A Pair of Book Value Bargains

 | Apr 05, 2013 | 12:00 PM EDT
  • Comment
  • Print Print
  • Print
Stock quotes in this article:




Since emerging from the market crisis in 2009, the financial sector has come a long way. In retrospect, it is difficult to believe how cheap the shares of major banks and other large financial institutions got -- in the depths of the panic, all of the major financial players were selling for half of book value or less.

But the financial sector has recovering a lot of its lost book value since then as earnings have recovered, the housing market has rebounded and credit writedowns have lessened.

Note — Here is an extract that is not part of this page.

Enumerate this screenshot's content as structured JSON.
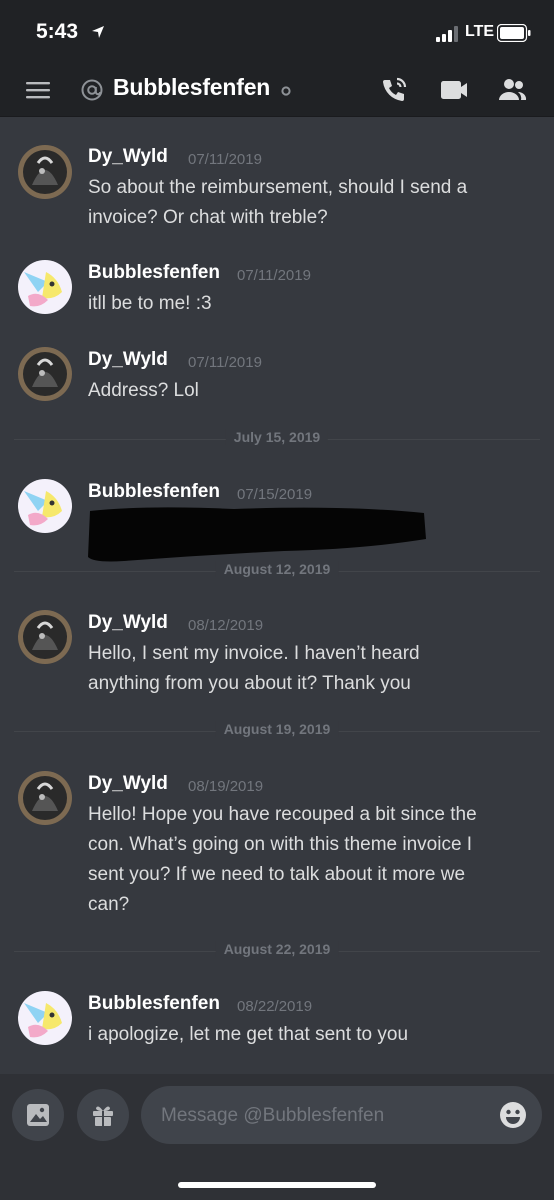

However, several major financial institutions are still selling at around 60% of their stated book value.

Two names that I believe will reward shareholders over the long term are Bank of America (BAC) and AIG (AIG). Both have lingering problems with their reputations from the financial crisis and are working through all the litigation fallout as well. However, shareholders should be rewarded as these firms put their recent ugly past behind them and get their stock's value up near book value again over time.

Bank of America: It is difficult to know if this institution employs more bankers or lawyers these days as it deals with all the mortgage litigation from the ill-timed acquisition of Countrywide and fallout from the housing collapse. The company is gradually working through the civil, federal and state lawsuits. Meanwhile, the fundamentals of its core banking business keep improving. Charge-offs and loan loss provisions will likely fall significantly again in 2013. In addition, earnings are set to increase for the third year in a row this year and analysts expect revenues to increase for the first time in three years as well.

The bank also did well in the recently completed stress tests. The stock sells for around 9x 2014's expected earnings and BAC is priced just below 60% of book value. I have owned the stock since it was trading just above $5 a share and it is currently selling near $12. As the company's fundamentals continue to improve and the housing rebound continues, it is able to start increasing its dividend substantially again; I think BAC can sell for its current book value by year-end 2015, which would get my investment to $20 a share.

AIG: The large insurer is a recent addition to my portfolio. I rarely invest in a firm based largely on its CEO, but Robert Benmosche is an exception. The man is straightforward, extremely smart and a great manager (click here for a classic CNBC interview). The way he managed to turn AIG around is just short of miraculous. Personally, I think we should place a statue of him in front of the IRS building for the tens of billions of dollars he has saved taxpayers with his work at AIG. The company is on the mend and sells at just 57% of book value. The company has repaid the government (which made a $22 billion profit in the deal), revamped its balance sheet by selling off business lines and its stock sells at less than 10x trailing earnings. Now out of the government's clutches, I expect the stock to approach its current book value over the next few years as well and that would suggest a price in the high $50 range.

Columnist Conversations

today is a good day to lighten the load and take some positions off the table. SOLD WB OCT 85 CALL AT 11 (i...
I reached out last week to my close friend Ken Shreve, who is a prominent writer for the IBD.  I asked Ke...
I reached out last week to my close friend Ken Shreve, who is a prominent writer for the IBD.  I asked Ke...



News Breaks

Powered by


Except as otherwise indicated, quotes are delayed. Quotes delayed at least 20 minutes for all exchanges. Market Data provided by Interactive Data. Company fundamental data provided by Morningstar. Earnings and ratings provided by Zacks. Mutual fund data provided by Valueline. ETF data provided by Lipper. Powered and implemented by Interactive Data Managed Solutions.

TheStreet Ratings updates stock ratings daily. However, if no rating change occurs, the data on this page does not update. The data does update after 90 days if no rating change occurs within that time period.

IDC calculates the Market Cap for the basic symbol to include common shares only. Year-to-date mutual fund returns are calculated on a monthly basis by Value Line and posted mid-month.